Hot days with temperatures above 35 C and warm nights with minimum temperatures of at least 26 C are starting earlier in the year and continuing for longer, according to a study carried out by Greek scientists at the National Observatory of Athens, the Cyprus News Agency said on Saturday.
The study, headed by Dr Demetra Founta and published in the Global and Planetary Change magazine, observed shifts in hot extreme seasons in the Eastern Mediterranean, described as one of the regions most vulnerable to climate change.
The scientists relied on climate information from Athens, Nicosia, Crete, Rhodes and elsewhere as well as historical data since the end of the 19th century.
The study revealed a gradual but significant shift in the first appearance of hot days and warm nights. It also showed that they continue later into the year.
The period between the first and last day within a year with very hot temperatures has increased by three to 10 days per decade since the mid 1970s to the present.
As regards nights with temperatures above 26 C over the past 40 years, these last for 10 and 17 days longer for Athens and Nicosia respectively per decade.
The average duration of hot days in the Eastern Mediterranean is forecast as increasing by 20 days in the period 2021 to 2050 and by two months in the period 2071 to 2010 compared to 1971-2000.
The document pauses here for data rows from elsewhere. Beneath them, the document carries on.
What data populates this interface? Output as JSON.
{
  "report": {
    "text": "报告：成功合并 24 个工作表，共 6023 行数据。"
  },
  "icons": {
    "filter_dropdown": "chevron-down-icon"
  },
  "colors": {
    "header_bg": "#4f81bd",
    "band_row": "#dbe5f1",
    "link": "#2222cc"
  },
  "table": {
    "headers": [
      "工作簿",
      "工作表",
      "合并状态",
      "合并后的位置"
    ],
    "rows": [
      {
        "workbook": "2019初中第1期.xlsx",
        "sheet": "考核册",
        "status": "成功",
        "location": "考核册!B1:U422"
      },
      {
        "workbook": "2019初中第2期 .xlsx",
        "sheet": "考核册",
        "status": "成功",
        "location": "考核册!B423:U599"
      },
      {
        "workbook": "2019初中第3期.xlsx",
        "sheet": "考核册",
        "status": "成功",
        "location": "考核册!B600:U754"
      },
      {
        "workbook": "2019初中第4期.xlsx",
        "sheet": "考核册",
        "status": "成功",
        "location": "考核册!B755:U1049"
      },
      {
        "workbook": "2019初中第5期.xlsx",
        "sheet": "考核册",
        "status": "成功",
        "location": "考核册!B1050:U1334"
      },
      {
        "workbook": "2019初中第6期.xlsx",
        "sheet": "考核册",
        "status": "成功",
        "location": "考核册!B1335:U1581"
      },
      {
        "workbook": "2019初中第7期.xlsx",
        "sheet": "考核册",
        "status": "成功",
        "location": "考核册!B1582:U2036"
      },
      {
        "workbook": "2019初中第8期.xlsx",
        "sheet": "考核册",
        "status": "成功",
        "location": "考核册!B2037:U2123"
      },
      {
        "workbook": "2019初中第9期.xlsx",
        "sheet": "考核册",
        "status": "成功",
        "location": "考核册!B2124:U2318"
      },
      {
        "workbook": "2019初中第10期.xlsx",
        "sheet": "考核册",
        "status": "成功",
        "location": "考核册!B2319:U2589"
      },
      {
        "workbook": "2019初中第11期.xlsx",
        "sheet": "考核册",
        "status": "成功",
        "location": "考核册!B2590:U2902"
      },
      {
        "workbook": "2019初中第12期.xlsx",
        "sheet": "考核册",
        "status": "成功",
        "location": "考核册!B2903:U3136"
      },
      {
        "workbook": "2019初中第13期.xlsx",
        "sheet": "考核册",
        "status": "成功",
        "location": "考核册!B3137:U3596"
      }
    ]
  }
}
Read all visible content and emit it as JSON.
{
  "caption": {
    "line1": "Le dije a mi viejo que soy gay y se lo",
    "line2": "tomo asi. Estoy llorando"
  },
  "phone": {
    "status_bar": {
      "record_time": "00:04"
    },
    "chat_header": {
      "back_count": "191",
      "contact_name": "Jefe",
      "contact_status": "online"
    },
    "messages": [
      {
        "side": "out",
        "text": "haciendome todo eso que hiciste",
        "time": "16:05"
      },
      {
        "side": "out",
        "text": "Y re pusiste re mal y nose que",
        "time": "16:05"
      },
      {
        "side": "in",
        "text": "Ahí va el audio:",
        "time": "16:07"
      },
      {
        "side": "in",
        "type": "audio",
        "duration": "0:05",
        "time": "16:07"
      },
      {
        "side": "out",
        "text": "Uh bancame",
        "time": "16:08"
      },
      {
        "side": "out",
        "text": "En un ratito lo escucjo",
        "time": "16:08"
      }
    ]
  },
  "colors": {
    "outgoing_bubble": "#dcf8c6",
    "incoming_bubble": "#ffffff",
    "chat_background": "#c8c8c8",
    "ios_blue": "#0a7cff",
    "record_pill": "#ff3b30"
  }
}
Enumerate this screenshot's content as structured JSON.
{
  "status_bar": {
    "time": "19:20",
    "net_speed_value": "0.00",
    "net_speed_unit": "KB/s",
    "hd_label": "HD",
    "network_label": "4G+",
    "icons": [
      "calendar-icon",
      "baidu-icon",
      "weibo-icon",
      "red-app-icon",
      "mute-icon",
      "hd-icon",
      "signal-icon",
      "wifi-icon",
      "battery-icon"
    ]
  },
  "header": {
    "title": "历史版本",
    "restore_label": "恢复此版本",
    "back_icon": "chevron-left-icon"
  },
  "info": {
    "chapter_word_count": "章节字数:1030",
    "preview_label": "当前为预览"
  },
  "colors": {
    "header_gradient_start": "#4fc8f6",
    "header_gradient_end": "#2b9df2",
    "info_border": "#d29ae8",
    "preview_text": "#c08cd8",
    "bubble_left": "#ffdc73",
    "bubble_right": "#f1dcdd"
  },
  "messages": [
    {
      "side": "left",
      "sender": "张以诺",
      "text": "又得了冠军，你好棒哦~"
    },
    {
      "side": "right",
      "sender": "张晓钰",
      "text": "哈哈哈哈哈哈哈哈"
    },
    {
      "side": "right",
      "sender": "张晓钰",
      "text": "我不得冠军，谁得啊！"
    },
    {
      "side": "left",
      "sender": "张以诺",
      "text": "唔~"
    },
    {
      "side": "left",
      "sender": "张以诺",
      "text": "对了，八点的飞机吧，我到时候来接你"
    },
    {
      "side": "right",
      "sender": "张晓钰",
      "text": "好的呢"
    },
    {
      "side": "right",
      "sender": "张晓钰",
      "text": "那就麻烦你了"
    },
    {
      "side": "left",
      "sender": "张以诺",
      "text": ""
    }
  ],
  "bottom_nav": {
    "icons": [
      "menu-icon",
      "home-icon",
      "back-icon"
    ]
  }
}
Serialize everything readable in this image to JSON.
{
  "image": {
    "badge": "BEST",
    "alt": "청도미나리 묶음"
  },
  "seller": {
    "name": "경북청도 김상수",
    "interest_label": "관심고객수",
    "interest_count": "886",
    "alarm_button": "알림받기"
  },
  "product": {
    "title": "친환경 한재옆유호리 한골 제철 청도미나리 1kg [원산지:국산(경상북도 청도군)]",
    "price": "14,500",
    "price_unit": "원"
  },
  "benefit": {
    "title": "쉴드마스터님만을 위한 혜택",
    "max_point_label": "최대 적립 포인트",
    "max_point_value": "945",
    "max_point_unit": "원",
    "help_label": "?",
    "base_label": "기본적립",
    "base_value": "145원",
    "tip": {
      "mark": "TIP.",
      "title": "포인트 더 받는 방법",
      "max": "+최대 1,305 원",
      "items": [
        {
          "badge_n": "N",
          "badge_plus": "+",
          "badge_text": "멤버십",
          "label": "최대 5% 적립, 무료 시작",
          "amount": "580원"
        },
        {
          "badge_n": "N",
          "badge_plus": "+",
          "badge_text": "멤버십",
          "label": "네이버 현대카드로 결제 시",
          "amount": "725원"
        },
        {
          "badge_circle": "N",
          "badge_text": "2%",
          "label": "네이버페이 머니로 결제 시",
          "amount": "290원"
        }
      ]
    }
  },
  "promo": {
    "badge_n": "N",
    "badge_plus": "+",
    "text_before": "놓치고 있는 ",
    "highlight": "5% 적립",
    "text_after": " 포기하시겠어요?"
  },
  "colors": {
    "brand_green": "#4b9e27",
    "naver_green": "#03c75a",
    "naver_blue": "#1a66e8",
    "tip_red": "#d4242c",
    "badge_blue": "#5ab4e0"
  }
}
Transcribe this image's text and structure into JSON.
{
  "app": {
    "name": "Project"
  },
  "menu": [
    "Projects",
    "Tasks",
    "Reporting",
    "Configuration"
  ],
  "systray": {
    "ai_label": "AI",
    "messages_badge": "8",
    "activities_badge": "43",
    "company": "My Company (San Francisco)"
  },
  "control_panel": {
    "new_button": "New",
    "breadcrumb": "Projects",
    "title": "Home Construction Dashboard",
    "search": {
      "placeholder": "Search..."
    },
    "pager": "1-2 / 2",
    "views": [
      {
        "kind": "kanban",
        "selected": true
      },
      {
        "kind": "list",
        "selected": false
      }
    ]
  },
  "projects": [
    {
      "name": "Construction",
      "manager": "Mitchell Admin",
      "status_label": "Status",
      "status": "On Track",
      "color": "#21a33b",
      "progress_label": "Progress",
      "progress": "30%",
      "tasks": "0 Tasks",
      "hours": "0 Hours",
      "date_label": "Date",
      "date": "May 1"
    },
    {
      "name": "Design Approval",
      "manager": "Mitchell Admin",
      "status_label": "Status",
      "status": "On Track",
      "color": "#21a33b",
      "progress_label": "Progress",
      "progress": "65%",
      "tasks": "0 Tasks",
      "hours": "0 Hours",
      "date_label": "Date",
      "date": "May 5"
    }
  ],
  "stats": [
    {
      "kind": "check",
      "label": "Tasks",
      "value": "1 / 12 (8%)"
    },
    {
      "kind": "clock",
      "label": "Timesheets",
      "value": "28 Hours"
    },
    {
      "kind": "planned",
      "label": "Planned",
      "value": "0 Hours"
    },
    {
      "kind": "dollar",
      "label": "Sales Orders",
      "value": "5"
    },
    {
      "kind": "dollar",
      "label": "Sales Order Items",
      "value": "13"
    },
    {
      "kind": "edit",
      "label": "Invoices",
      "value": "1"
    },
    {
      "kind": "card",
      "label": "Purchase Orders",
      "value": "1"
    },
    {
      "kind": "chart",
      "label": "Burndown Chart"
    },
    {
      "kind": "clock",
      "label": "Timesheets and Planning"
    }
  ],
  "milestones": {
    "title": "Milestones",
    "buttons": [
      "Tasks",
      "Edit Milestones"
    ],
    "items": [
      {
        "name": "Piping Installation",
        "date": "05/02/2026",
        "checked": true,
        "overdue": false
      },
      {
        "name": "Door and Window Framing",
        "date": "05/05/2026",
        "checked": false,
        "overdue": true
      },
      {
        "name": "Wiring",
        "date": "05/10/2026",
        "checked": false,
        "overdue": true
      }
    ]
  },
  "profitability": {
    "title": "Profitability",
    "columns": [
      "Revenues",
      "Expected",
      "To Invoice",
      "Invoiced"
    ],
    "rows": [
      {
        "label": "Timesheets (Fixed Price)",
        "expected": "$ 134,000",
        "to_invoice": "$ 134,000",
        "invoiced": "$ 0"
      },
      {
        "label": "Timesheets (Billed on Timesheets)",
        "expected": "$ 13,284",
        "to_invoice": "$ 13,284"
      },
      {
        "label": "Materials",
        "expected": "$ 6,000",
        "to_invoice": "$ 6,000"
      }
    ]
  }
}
Warm nights will become longer by one and two and half month respectively over the same periods, the same models showed.